This is a personal painting by Henning Ludvigsen. You can see a larger version of it here, as well as a step-by-step of its development at his web site. For this analysis I’ll talk about several things, including composition, eye guidance, values, process, and texture. The first question to ask about it, though, is what’s going on? What is the point of the illustration? While there is certainly information about character and hints at a story, my take is that the painting is most about setting a mood and presenting a concept: that of a bleeding wall.
Posts Tagged ‘prep’

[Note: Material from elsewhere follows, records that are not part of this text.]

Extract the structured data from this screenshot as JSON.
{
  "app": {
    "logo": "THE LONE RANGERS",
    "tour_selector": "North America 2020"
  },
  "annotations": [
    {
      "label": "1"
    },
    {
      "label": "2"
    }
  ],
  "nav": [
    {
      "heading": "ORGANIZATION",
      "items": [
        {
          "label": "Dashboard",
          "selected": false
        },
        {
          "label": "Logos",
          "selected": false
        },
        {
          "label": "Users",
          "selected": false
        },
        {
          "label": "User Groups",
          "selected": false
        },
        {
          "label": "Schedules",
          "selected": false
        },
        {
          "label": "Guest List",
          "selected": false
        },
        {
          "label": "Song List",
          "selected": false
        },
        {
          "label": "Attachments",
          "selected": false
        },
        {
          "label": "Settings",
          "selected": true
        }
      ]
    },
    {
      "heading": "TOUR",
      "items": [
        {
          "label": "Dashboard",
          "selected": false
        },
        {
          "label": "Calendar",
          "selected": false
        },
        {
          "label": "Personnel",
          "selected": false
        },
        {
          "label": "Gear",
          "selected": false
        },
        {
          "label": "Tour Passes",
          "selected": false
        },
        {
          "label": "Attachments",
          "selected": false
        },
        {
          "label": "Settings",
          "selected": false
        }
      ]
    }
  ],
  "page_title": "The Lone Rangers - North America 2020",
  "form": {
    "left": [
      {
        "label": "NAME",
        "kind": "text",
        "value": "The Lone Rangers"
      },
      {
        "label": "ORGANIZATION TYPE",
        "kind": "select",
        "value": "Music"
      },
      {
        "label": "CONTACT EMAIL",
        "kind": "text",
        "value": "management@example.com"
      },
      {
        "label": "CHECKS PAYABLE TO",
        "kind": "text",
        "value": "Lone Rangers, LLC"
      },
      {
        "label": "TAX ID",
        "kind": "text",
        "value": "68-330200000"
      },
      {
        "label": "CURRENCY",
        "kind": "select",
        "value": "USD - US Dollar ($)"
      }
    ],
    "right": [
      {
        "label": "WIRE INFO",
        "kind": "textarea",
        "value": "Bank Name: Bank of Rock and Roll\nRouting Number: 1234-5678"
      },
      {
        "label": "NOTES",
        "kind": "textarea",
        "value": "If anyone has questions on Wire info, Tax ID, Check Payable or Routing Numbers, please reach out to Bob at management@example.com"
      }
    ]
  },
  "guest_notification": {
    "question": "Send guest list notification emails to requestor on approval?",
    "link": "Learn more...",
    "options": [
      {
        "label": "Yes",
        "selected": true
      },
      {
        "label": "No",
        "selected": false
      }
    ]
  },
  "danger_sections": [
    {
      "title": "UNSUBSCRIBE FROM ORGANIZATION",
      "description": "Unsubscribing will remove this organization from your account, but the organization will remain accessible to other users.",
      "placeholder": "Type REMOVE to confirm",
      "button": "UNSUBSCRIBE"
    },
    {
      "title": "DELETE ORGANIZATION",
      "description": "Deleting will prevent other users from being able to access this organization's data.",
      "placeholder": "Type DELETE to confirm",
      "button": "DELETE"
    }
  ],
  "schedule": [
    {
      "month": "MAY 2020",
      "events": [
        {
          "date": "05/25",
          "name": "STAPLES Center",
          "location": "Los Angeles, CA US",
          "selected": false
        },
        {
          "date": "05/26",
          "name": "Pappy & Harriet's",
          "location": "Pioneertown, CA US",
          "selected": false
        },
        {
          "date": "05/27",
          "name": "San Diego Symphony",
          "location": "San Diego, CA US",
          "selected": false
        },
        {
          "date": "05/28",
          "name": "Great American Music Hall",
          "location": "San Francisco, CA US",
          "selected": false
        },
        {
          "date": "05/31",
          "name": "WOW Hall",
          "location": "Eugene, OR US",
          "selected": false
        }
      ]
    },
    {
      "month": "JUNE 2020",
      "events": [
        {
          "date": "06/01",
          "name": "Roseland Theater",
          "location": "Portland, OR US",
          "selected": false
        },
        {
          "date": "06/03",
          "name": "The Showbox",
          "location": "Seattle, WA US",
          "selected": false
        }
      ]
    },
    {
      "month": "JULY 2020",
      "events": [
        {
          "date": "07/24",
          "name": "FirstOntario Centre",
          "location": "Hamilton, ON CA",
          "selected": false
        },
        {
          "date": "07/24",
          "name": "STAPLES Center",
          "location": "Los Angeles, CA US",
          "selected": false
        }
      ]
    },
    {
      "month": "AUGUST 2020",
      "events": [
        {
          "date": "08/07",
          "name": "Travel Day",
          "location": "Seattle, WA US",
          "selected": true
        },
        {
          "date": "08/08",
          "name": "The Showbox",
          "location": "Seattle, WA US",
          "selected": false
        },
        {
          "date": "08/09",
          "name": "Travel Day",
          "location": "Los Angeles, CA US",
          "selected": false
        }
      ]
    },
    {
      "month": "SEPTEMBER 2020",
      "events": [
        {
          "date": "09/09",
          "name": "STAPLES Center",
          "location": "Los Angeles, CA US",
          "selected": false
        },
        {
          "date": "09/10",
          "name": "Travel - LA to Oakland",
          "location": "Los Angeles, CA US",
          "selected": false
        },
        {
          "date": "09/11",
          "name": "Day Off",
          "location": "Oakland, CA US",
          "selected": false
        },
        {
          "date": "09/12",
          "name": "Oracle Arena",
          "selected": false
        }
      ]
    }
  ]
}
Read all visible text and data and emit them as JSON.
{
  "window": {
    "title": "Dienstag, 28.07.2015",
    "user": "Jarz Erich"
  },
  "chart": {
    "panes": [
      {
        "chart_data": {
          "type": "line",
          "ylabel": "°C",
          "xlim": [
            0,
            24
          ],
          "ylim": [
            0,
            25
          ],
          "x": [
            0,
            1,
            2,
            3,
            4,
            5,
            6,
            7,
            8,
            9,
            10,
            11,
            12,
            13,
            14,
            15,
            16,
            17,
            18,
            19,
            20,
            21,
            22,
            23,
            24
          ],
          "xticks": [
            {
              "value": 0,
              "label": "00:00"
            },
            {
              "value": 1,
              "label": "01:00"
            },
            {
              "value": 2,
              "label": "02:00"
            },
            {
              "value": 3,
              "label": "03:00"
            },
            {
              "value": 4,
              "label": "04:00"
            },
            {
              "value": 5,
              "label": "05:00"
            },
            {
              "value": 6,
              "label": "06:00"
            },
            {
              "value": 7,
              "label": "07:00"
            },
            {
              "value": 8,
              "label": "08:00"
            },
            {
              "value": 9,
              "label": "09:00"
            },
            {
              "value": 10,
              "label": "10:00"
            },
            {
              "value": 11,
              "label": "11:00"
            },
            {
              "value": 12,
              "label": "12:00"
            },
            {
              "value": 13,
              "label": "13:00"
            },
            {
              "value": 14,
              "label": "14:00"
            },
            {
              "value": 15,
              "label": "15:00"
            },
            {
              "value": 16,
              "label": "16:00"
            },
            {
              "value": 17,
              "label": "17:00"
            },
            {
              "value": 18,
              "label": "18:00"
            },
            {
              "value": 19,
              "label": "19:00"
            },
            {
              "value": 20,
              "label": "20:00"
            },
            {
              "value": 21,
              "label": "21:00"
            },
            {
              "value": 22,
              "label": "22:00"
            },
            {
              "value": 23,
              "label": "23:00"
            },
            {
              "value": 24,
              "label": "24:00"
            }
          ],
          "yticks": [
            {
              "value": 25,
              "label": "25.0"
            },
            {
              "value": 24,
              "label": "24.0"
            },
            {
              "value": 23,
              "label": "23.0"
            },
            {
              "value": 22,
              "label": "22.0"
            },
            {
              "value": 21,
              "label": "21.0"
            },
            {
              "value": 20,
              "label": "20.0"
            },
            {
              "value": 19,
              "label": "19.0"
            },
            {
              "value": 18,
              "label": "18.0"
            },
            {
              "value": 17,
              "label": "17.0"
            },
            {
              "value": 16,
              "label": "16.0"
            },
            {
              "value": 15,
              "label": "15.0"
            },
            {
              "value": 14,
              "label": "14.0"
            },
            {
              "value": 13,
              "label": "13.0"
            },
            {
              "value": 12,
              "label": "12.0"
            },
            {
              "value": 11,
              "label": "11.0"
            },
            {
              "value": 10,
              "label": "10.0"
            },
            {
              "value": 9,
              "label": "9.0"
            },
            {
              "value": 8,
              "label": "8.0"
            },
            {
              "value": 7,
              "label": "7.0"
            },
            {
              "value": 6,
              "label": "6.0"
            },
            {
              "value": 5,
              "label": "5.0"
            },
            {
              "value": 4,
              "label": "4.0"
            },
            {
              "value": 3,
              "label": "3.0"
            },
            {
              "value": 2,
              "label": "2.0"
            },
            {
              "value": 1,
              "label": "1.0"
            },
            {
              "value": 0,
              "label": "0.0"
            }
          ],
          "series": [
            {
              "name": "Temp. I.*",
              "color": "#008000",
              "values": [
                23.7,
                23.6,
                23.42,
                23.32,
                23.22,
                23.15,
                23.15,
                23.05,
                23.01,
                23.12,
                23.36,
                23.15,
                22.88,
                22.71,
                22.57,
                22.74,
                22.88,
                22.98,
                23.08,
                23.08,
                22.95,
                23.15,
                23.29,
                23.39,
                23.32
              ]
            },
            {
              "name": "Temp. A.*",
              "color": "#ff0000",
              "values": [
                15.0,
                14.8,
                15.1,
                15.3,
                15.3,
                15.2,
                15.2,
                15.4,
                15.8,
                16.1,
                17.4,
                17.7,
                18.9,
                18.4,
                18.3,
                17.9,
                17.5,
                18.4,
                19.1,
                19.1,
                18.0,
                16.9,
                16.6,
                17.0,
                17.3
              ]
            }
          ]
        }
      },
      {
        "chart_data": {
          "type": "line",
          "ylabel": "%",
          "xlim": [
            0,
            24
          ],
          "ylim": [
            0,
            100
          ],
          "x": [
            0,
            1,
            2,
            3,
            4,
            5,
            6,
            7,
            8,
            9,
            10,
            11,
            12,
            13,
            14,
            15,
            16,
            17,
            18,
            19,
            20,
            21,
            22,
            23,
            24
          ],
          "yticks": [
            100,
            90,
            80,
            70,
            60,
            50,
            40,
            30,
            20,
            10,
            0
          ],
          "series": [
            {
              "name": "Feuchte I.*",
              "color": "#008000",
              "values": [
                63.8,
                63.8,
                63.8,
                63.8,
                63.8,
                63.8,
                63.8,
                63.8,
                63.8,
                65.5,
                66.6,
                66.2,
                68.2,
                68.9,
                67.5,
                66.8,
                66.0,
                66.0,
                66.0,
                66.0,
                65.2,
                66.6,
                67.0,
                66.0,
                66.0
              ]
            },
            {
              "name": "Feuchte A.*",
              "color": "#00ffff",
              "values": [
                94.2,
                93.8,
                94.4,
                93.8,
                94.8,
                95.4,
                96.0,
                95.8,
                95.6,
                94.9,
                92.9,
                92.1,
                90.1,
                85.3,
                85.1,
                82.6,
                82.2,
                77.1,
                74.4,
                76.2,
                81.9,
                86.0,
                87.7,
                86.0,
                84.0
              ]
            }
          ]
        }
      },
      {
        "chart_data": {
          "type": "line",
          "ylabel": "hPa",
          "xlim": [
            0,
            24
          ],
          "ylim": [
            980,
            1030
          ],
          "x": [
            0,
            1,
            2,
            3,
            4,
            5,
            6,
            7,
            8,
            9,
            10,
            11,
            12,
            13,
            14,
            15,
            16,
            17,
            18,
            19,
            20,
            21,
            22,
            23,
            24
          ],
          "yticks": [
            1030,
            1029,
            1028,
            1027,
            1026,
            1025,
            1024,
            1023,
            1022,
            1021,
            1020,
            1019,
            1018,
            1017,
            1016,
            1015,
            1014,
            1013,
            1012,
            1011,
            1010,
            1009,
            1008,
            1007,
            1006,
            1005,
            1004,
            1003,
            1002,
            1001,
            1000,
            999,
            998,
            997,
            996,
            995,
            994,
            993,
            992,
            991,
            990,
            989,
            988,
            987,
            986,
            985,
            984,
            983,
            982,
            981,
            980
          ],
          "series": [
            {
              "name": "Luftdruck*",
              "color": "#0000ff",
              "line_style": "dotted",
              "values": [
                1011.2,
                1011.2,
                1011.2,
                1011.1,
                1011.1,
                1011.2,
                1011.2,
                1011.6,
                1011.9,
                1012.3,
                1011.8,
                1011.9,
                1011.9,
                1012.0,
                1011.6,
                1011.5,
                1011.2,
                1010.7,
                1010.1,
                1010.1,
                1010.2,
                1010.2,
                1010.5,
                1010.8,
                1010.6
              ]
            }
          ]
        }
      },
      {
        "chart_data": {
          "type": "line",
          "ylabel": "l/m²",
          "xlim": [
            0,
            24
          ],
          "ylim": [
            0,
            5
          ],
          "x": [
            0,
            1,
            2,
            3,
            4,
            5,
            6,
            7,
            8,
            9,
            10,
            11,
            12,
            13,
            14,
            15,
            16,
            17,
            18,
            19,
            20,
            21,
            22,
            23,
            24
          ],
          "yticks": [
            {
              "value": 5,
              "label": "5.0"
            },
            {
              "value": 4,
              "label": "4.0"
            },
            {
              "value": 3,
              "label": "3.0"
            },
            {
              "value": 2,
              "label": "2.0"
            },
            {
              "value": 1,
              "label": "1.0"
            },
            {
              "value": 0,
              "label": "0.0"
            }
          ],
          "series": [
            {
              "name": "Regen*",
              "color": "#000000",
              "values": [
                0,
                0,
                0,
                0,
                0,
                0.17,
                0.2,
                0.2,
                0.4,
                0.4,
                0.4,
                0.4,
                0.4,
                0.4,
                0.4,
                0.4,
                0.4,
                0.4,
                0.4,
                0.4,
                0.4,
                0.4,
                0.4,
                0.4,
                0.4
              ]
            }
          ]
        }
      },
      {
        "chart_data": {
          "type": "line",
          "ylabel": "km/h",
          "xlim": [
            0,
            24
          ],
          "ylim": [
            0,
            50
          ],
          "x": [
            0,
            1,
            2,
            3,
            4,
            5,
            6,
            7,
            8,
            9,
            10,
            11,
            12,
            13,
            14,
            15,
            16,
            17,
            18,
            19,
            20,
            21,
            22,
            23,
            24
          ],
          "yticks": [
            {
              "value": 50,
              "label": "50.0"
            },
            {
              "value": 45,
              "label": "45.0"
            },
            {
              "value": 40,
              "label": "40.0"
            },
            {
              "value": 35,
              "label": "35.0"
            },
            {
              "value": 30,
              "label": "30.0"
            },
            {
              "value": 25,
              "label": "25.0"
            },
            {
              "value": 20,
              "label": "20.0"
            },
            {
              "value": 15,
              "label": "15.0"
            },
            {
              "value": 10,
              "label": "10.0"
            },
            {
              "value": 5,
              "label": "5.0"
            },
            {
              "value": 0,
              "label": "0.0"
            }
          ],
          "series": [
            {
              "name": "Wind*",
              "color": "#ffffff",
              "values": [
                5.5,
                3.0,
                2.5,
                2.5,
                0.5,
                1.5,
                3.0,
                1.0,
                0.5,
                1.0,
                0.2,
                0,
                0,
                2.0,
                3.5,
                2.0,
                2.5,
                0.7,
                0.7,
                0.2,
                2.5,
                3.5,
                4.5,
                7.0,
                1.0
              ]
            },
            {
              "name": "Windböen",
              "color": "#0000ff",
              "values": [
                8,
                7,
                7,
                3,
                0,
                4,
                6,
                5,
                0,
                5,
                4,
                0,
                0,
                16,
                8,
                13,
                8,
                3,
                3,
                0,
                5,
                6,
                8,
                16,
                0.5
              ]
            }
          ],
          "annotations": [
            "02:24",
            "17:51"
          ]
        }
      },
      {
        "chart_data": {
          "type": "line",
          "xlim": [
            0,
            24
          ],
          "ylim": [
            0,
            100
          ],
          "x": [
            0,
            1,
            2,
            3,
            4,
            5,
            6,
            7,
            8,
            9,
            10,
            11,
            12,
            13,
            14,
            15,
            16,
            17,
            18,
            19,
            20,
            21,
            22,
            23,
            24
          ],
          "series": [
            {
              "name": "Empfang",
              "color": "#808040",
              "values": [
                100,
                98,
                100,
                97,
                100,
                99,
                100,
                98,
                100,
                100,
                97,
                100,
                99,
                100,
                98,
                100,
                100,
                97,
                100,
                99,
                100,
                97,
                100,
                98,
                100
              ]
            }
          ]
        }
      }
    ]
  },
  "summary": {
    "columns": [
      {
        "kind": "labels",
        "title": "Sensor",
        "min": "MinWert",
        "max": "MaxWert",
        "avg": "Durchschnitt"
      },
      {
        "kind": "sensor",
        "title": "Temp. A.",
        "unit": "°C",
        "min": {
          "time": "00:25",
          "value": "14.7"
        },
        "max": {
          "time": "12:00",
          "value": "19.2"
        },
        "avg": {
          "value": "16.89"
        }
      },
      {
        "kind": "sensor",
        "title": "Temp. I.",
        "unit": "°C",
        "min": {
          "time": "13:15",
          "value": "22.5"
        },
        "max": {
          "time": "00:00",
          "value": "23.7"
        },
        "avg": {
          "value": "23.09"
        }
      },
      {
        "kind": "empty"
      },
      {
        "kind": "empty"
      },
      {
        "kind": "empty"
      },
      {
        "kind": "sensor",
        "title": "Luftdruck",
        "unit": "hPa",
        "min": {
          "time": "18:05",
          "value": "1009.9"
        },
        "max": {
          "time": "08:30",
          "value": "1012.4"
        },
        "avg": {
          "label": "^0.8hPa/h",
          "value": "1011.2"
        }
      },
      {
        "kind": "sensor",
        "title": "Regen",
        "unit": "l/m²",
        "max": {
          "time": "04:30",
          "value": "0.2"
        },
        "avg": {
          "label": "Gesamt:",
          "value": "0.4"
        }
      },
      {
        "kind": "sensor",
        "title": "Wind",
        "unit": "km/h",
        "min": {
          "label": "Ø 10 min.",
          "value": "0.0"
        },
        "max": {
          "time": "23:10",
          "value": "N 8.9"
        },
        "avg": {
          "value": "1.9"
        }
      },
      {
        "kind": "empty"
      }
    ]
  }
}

Daybreak was the 20th century’s single most popular print in America. According to Alma Gilbert, the House of Art (which handled the printing) estimated that 1 out of every 4 homes in America had a copy. When I first started reading up on this painting I constantly ran across the term “Dynamic Symmetry.” It was the system that Parrish had used to lay out the composition and arrange the elements. When I looked around for a good description of it, I didn’t turn up much. However, Jay Hambidge’s book on it from 1920 was available through Amazon, so I ordered it. This is, I believe, the same book that Parrish would have read on it.
Since Dynamic Symmetry is so important to the composition, I’m going to focus on that rather than on palette or other topics.
This is the last page of a 3 page article published in Look magazine in 1942 called “The Creator of Flash Gordon Envisions the World’s End.” Until just a few years prior to this Alex Raymond had worked mostly in comics with ink and line. He’d begun working in color, though, and delved into it in full force during World War II. A year or so after this image he joined the Marines and produced a number of works for them. This image, though, shows a blend of both his comics experience and an illustration style influenced by the likes of J. C. Leyendecker.